• EXERCISE GOAL:
Output each record below exactly as it stands, leaving out the pictures.

• Records from a data collection:

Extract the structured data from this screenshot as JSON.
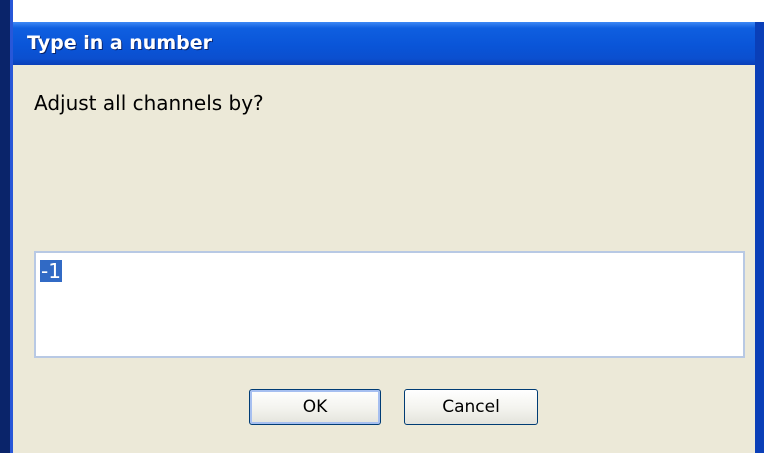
{
  "dialog": {
    "title": "Type in a number",
    "prompt": "Adjust all channels by?",
    "input_value": "-1",
    "ok_label": "OK",
    "cancel_label": "Cancel"
  },
  "colors": {
    "titlebar": "#0a55d8",
    "client_background": "#ece9d8",
    "selection": "#316ac5"
  }
}
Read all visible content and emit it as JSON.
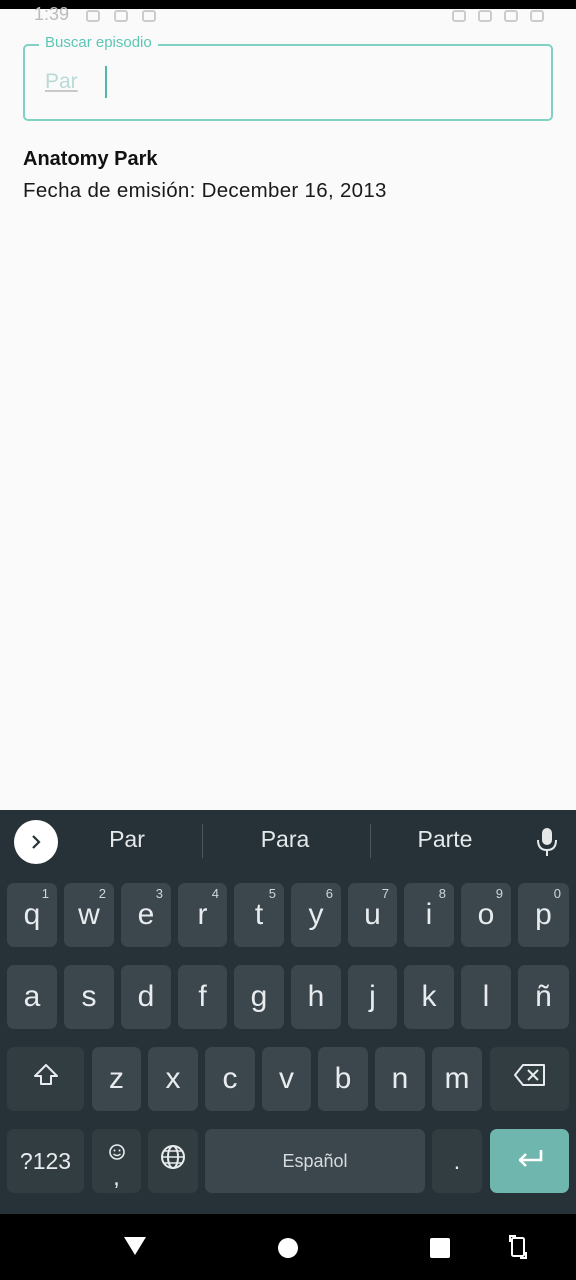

• RESPONSE AREA:
Extract the structured data from this screenshot as JSON.
{
  "dialog": {
    "title": "Type in a number",
    "prompt": "Adjust all channels by?",
    "input_value": "-1",
    "ok_label": "OK",
    "cancel_label": "Cancel"
  },
  "colors": {
    "titlebar": "#0a55d8",
    "client_background": "#ece9d8",
    "selection": "#316ac5"
  }
}
Read all visible content and emit it as JSON.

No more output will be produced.